# [EXERCISE]
If "JSON" shows up in a line of the material, return that line.

* * * * * * *

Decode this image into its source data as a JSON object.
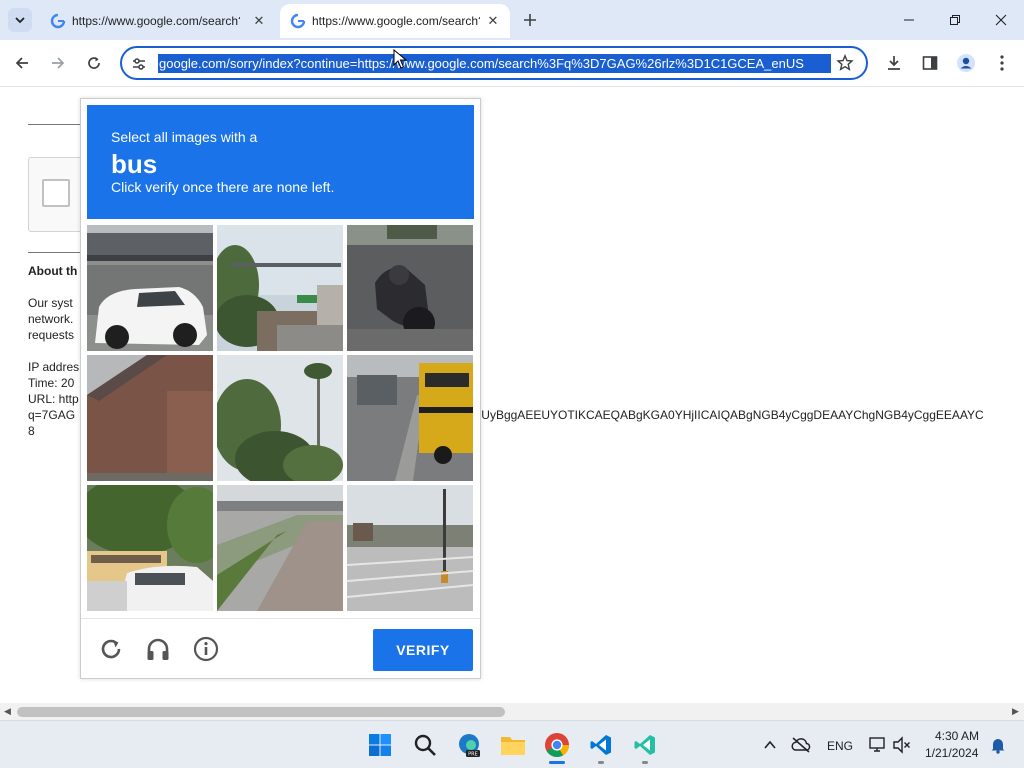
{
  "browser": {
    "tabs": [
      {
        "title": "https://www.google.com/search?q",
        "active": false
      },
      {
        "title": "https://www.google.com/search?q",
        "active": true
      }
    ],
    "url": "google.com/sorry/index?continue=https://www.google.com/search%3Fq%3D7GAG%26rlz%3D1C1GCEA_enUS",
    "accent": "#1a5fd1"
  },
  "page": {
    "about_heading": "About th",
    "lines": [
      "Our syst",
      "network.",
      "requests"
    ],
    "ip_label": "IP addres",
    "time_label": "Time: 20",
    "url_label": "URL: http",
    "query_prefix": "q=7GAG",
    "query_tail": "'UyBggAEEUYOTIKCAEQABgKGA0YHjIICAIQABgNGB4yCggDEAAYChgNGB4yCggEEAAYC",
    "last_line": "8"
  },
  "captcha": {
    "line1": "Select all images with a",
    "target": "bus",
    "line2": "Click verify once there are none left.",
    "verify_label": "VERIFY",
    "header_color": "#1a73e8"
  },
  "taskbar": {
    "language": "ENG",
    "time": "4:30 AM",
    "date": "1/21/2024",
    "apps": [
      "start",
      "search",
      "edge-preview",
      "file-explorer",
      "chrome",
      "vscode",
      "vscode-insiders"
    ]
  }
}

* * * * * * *

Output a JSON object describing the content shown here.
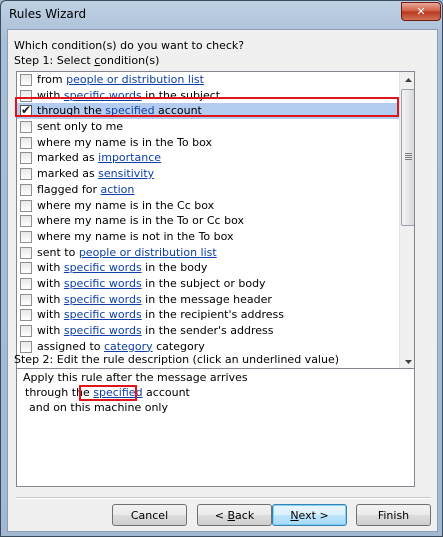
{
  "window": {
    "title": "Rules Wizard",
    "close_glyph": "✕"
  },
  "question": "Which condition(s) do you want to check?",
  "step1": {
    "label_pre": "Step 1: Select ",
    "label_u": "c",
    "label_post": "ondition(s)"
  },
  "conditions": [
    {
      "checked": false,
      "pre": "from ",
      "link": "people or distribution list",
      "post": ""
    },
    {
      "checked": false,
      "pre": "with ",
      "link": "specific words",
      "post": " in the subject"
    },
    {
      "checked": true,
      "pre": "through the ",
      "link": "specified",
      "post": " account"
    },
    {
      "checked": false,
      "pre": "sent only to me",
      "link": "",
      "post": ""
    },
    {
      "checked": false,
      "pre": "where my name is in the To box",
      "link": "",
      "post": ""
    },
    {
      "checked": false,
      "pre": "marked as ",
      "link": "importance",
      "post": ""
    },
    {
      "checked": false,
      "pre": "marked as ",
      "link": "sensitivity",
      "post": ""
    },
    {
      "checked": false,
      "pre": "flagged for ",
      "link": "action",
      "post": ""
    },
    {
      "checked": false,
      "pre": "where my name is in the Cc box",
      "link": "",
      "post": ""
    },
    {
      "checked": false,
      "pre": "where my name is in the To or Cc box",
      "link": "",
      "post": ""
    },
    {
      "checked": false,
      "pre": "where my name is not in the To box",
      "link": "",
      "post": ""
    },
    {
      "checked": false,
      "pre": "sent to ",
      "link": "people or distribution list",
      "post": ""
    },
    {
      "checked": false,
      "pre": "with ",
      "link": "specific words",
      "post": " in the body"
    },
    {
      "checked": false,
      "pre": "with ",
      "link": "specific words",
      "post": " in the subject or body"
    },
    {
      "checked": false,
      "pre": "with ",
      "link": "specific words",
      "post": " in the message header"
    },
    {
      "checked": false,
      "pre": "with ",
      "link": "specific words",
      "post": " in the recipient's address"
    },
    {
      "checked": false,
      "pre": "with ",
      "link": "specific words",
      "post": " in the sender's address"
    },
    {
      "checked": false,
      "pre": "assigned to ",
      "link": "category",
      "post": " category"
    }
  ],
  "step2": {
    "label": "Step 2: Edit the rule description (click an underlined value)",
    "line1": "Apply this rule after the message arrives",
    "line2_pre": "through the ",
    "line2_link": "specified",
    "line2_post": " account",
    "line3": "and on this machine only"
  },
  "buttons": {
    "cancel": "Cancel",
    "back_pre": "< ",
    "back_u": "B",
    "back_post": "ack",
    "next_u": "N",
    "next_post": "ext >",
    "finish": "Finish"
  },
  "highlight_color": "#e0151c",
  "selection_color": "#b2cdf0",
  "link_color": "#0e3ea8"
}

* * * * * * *

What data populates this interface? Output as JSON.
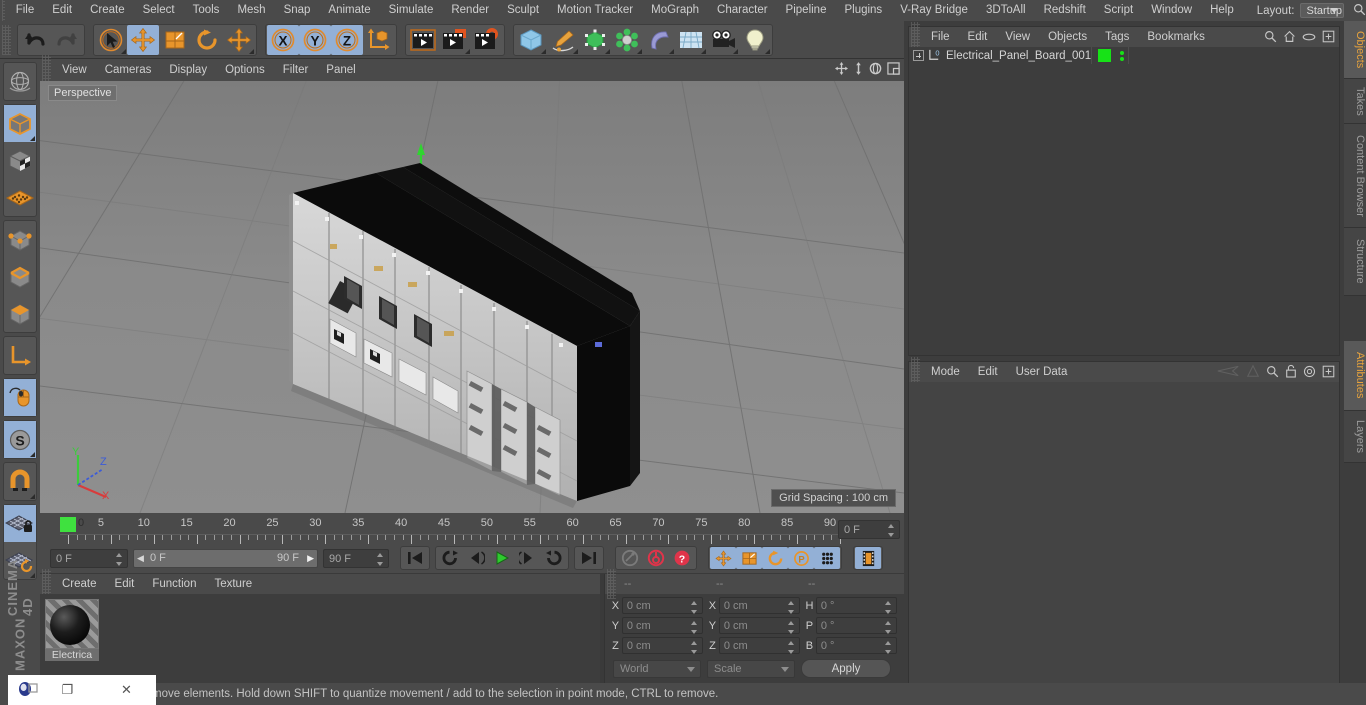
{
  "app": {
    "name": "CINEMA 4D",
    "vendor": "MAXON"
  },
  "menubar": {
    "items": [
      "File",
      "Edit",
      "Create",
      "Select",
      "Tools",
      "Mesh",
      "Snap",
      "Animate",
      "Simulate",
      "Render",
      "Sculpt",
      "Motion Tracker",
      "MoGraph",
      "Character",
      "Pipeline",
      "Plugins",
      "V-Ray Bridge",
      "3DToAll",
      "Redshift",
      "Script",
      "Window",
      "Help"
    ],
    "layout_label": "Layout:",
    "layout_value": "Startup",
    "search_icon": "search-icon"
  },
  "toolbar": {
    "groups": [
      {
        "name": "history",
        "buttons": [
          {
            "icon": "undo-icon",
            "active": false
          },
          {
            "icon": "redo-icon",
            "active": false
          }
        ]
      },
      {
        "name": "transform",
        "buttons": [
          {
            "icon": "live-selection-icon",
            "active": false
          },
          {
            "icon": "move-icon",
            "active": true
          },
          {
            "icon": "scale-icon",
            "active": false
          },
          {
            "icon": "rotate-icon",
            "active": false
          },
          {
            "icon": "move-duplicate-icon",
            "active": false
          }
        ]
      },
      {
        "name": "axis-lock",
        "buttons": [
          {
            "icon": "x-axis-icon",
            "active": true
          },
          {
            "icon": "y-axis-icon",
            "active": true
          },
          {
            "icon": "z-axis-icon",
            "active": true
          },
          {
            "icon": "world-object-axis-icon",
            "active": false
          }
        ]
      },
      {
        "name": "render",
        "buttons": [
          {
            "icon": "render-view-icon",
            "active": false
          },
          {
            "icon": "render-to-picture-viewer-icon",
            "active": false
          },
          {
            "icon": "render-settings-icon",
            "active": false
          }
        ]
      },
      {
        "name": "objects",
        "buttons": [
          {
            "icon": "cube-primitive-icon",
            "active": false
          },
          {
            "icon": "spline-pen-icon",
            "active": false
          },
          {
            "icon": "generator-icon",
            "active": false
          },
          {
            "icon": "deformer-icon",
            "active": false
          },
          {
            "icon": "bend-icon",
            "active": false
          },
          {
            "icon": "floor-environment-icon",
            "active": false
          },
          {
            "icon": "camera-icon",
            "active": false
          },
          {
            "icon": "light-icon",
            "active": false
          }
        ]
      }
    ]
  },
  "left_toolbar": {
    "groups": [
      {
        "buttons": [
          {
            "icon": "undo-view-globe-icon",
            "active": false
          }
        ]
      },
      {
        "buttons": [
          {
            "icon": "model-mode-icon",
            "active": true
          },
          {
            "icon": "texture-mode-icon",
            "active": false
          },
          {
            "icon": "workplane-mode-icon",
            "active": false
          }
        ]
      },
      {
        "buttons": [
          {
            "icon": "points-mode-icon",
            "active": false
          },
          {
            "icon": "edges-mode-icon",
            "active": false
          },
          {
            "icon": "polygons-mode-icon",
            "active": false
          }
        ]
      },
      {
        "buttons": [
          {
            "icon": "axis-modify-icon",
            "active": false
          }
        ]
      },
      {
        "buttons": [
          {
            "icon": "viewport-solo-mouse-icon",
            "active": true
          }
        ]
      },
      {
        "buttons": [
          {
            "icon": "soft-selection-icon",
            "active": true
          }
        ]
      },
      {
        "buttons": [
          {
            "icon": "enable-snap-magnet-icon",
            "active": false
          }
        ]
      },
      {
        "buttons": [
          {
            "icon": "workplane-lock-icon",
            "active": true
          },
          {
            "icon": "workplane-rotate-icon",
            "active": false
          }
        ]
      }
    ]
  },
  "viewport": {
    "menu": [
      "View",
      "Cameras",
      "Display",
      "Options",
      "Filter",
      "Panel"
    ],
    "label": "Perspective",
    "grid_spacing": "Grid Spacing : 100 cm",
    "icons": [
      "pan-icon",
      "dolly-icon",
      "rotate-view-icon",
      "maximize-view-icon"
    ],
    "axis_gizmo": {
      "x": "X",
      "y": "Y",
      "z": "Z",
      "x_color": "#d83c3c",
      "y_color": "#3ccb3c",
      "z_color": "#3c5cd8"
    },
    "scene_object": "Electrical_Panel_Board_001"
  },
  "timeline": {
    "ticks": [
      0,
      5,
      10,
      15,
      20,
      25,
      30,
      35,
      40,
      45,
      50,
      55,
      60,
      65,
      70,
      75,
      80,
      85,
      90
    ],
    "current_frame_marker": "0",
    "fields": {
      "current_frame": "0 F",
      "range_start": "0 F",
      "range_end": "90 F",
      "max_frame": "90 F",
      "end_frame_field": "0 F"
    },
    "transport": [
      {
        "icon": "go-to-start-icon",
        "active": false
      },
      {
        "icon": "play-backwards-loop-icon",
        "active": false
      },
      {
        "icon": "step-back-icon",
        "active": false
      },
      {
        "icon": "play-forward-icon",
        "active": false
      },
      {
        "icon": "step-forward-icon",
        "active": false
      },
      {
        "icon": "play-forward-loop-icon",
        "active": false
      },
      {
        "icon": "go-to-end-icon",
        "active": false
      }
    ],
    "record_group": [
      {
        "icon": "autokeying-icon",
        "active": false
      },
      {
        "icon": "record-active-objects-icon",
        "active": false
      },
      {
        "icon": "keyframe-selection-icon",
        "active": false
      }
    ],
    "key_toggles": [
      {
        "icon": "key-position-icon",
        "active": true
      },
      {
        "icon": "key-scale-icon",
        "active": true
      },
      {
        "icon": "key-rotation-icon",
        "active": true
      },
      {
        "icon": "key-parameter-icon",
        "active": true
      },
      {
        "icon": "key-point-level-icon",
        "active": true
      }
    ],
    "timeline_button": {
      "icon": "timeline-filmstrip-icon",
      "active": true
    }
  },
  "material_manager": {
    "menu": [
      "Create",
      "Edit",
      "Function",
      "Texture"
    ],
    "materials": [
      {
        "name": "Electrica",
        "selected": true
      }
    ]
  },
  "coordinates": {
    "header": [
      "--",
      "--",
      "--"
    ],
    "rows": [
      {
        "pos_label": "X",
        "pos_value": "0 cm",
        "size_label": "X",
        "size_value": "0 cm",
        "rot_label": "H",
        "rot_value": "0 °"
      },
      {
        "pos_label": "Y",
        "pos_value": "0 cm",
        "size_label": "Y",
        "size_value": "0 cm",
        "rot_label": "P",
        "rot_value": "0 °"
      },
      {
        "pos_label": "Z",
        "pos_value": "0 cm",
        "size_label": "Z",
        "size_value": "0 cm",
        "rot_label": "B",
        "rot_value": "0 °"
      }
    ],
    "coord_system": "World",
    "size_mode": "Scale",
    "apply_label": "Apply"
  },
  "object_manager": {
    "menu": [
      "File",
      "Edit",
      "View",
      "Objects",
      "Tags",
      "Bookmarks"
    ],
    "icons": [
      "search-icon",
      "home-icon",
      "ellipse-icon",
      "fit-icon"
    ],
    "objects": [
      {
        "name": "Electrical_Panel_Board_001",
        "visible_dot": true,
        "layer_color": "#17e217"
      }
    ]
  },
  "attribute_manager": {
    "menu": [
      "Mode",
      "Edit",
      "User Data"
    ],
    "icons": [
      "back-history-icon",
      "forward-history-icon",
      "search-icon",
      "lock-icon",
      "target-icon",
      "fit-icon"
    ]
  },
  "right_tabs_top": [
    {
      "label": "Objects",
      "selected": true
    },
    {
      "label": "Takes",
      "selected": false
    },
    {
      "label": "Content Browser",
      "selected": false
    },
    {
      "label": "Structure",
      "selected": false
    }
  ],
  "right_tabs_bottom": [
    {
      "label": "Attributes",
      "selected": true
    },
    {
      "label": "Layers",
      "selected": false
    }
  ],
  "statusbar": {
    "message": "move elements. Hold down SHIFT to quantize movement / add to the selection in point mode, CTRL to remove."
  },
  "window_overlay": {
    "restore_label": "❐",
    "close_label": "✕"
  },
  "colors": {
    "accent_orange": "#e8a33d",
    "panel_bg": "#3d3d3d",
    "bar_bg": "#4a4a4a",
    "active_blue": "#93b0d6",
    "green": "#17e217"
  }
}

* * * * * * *

# [RESULT]
Decode this image into its source data as a JSON object.
Output a JSON object describing the content shown here.
What data populates this interface? Output as JSON.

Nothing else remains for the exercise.